WORK TO BE COMPLETED — When a line below holds the string "state", show that line.

[Element data from apps and pages]
********************

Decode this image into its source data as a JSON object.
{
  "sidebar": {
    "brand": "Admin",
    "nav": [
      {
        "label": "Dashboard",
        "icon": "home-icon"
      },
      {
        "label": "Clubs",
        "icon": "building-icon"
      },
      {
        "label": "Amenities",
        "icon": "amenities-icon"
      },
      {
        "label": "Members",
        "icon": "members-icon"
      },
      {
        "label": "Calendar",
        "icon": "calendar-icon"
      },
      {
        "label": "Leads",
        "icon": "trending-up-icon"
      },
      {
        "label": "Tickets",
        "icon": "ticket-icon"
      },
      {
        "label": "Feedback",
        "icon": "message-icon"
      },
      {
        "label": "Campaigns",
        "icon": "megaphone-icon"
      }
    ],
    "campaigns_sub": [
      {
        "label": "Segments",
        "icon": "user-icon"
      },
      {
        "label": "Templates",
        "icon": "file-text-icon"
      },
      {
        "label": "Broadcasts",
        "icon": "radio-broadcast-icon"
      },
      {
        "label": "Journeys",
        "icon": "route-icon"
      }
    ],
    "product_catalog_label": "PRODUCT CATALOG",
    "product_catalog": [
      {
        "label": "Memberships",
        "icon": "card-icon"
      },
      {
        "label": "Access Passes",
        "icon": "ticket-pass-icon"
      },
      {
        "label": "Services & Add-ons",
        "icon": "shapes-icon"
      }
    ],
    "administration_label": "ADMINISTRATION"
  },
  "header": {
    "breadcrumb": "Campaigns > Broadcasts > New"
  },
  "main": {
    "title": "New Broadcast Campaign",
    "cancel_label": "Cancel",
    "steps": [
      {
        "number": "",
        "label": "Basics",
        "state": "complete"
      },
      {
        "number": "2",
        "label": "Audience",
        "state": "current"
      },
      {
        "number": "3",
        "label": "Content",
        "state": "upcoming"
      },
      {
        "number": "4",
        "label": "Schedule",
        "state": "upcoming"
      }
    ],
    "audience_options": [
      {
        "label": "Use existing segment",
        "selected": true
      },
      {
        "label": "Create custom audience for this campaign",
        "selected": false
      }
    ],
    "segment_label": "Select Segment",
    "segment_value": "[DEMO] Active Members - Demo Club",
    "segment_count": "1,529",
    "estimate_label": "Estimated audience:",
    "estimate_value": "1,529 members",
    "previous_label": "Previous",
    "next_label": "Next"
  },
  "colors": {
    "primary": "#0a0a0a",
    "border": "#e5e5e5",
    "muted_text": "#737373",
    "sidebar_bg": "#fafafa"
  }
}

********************

TASK SOLUTION —
        "state": "complete"
        "state": "current"
        "state": "upcoming"
        "state": "upcoming"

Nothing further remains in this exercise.